What do a real estate agent, a building contractor, a trucker, an HVAC repair man and a violin repair technician have in common? They are members of Atlanta’s premier Persian music group, Shourangiz Ensemble, which will perform at the Woodruff Arts Center on Saturday, Aug. 11.
The seven gifted and seasoned musicians, who were trained by musical masters in their native Iran, have come together to create a concert of Persian classical and folk music. As immigrants to the United States, they are working in fields vastly different from the work they did in Iran. But each of them also brought immense musical ability refined by training with the masters of their instruments. They play for the joy of bringing Persian music to the Persian American community in the Atlanta area as well as anyone who loves exquisite music.
Persian music is thousands of years old. There is evidence of the musical instrument, the santoor, on carvings from the Assyrian Empire. The Persian flute, the ney, is one of the oldest continuously played instruments in the world with a 5,000 year history. We have notations for Persian music from the 12th to 15th century and know that the rhythms of Persian music and poetry are parallel. The Shourangiz Ensemble will be performing tasnifs or ballads, songs composed in a slow meter. Many of the tasnifs are based on the poetry of Rumi and Hafiz, two of the most famous Persian poets.
Shadi Fahadan, the singer for the ensemble, was part of a famous ensemble of singers in Iran before moving to the US in 2004. The singer is the tone setter in Persian music, she interprets the lyrics and sets the mood. Jahangir Badiei has played the setar, a lute like instrument, since he was young. He has studied with many masters including Fariborz Azizi. Mr. Badiei also plays the instrument from which the ensemble takes its name, the shourangiz. The shourangiz is a relatively new instrument developed by Hossein Alizadeh. It has a skin face, six strings and a longer keyboard with more frets than the setar. Ehsan Gooniaei plays the setar and the dutar, a long-necked two stringed lute. Tar is the Persian word for string and is the root word for guitar and sitar. The instruments are works of art and Atlanta is fortunate to have a master instrument maker, Majid Ayati, who created many of the instruments played by the ensemble.
Mansoor Lofti plays the ancient Persian flute, the ney, having begun his musical training as a boy with the folk flute called the lalava. Arash Dehborzogi moved to Atlanta from Shiraz in 2016. He has been playing the santoor since age 9. The santoor is the grandfather of the piano and cousin of the hammered dulcimer. It has 72 strings made of copper and brass and a body of walnut wood. The instrument takes three to four years to be made because the wood must dry properly before the strings are fitted on it. Nima Ghadiri is a master of the def, most ancient of the frame drums often played in Sufi ceremonies. He was a popular musician in Iran before moving to the US. Tooraj Moshrefzadeh was also well known in Iran. He plays the tonbak, the Persian goblet drum.
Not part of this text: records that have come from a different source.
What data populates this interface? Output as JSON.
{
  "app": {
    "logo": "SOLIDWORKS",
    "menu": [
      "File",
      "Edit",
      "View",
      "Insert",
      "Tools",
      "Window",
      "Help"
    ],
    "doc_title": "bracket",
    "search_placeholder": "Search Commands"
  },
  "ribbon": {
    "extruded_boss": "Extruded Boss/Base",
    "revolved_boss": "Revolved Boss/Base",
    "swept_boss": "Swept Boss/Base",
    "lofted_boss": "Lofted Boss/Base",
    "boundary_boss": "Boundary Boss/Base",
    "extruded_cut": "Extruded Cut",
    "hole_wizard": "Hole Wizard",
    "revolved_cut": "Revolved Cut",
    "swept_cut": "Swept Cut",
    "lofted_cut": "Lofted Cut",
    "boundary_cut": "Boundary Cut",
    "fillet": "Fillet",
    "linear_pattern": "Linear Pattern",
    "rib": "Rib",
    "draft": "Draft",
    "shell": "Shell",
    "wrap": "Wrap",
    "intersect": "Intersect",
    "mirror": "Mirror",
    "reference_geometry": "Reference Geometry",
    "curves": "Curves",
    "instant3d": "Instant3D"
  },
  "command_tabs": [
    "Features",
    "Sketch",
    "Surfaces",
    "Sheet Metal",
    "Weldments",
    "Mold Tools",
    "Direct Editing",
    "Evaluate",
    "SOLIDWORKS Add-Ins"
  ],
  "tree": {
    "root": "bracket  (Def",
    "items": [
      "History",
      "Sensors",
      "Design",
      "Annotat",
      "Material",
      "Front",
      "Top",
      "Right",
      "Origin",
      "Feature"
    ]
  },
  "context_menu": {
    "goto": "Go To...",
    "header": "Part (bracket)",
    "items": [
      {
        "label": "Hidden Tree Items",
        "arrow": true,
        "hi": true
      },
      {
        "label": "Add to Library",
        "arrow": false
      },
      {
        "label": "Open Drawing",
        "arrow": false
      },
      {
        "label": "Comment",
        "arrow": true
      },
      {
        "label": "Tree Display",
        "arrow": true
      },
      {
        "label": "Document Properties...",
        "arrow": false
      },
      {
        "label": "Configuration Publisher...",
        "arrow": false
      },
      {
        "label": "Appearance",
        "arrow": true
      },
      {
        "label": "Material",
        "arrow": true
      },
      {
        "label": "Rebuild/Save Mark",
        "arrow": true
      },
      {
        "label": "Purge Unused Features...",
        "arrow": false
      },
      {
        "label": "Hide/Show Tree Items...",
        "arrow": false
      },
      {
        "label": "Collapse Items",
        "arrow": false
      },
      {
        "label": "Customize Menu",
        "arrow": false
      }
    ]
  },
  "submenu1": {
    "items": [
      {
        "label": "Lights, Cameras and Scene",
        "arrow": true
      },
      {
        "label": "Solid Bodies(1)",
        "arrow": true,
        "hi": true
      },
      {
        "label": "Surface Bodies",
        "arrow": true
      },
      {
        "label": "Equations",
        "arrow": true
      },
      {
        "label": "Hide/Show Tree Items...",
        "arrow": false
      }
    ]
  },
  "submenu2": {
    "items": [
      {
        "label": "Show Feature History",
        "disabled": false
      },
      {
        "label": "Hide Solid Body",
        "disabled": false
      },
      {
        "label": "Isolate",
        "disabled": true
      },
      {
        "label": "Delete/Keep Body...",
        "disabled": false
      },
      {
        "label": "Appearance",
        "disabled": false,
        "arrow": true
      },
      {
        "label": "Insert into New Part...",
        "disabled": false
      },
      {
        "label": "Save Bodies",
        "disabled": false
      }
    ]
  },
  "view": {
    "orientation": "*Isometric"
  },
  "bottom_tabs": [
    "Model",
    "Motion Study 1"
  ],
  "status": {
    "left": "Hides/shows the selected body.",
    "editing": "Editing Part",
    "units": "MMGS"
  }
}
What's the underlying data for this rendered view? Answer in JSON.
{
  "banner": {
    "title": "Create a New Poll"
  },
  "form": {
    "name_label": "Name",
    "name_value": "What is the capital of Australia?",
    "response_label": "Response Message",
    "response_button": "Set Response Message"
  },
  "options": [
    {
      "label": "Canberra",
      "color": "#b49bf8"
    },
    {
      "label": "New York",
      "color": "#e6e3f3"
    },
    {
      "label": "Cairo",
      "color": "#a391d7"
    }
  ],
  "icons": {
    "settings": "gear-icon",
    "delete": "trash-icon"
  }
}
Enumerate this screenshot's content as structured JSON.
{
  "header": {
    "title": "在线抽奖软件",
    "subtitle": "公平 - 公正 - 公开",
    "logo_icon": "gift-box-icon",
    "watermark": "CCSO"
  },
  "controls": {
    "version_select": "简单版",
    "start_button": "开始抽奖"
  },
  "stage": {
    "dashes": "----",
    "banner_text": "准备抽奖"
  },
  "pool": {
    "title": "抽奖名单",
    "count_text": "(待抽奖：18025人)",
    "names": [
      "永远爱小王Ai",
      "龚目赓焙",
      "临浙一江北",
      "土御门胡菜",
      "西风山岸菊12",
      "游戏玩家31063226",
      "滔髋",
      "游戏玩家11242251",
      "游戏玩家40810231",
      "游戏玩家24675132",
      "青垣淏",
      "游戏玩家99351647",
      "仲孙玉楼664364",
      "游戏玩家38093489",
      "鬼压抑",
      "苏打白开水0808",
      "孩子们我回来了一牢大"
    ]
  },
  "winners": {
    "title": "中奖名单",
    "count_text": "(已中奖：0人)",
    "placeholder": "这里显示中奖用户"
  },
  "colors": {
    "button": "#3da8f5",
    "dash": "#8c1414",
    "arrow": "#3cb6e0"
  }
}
The ensemble practices weekly but has increased rehearsal time to prepare for this concert, their first in this configuration, in Atlanta. The ensemble is encouraged and supported by producer Reza Sohrabi who has brought many fine Persian musicians to Atlanta including Silk Road Ensemble member Kayhan Kalhor and the Rohab Ensemble.
Tickets are on sale at www.woodruffcenter.org.
Franklin Abbott is an Atlanta psychotherapist, poet and musician. For more on his work www.tenminutemuse.wordpress.com.